> AIM OF THE TASK: For each line of the data below that holds "bookmarks", copy the line.

> PROVIDED RECORDS:
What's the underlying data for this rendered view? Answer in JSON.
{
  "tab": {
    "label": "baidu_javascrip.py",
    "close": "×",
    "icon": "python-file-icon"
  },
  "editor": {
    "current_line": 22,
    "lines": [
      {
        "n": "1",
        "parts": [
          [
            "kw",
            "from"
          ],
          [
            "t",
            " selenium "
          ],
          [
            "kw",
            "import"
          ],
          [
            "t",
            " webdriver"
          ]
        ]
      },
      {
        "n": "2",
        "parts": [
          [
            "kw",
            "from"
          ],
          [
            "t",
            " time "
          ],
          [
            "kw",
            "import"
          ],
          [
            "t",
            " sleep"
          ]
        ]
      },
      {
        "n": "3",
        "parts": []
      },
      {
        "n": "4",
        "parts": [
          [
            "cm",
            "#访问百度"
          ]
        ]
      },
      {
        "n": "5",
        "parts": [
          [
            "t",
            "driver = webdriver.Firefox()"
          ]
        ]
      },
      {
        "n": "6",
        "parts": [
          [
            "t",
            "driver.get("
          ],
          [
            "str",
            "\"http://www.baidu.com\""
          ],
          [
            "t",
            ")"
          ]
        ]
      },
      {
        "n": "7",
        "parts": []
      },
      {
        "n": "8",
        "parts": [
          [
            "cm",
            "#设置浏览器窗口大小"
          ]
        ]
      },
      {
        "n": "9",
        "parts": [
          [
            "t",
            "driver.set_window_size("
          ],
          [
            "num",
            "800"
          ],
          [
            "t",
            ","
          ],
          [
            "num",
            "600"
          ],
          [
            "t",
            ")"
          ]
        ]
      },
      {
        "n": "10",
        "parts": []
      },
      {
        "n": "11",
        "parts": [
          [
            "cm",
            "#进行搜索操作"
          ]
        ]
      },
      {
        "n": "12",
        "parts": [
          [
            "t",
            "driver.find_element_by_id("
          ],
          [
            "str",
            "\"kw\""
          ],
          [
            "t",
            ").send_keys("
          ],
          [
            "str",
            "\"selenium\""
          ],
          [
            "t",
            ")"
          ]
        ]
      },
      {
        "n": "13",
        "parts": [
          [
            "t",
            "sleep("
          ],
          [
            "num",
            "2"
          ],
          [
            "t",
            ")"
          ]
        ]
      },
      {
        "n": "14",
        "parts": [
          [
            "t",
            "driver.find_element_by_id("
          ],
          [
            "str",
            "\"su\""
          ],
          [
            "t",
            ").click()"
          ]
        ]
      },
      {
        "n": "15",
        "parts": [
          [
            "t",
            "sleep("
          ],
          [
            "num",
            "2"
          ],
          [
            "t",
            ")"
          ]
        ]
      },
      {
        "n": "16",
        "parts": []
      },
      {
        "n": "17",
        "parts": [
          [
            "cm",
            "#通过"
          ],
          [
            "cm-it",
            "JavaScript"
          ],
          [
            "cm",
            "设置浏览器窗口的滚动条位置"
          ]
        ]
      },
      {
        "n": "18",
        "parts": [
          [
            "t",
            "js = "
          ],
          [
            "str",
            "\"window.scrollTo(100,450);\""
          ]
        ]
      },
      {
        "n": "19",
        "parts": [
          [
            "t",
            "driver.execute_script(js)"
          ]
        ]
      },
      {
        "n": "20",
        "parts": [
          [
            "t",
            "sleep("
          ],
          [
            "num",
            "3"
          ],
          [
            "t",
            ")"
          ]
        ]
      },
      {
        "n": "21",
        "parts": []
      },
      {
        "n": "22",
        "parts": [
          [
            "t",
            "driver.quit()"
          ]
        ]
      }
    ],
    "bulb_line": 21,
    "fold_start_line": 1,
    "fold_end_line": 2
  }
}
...
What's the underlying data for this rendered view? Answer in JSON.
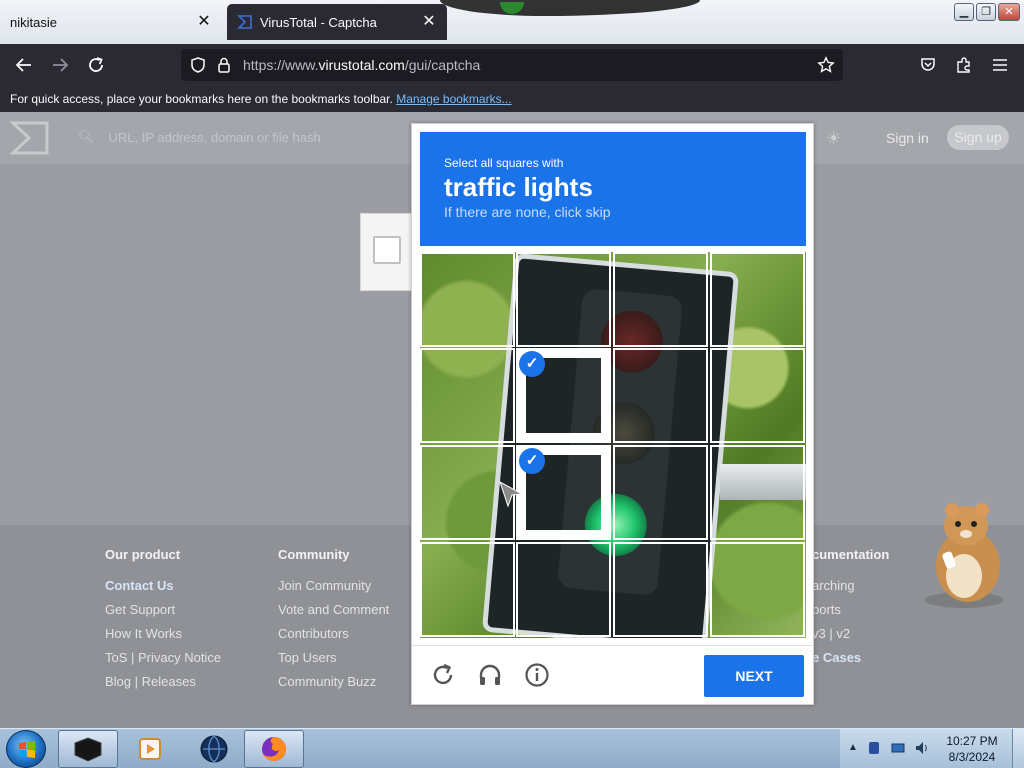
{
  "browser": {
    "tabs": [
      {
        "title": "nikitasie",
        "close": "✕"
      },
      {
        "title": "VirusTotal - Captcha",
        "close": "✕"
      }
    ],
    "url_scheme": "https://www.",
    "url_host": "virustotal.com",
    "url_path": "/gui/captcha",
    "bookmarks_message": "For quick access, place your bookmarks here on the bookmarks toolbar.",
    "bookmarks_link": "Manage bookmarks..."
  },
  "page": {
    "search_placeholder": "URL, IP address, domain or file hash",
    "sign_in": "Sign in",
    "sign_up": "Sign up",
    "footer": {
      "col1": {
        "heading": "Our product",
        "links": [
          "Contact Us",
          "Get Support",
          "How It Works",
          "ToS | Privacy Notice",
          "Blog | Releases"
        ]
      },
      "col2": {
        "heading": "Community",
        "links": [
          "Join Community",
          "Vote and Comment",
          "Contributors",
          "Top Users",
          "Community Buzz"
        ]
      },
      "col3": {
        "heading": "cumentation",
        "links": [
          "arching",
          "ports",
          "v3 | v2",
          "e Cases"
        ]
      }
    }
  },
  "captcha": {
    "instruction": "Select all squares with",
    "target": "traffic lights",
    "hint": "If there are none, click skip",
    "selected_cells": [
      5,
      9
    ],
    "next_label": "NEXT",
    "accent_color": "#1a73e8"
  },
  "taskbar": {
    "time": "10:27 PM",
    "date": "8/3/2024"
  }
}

> RESPONSE TO THIS EXERCISE:
    "bookmarks_message": "For quick access, place your bookmarks here on the bookmarks toolbar.",
    "bookmarks_link": "Manage bookmarks..."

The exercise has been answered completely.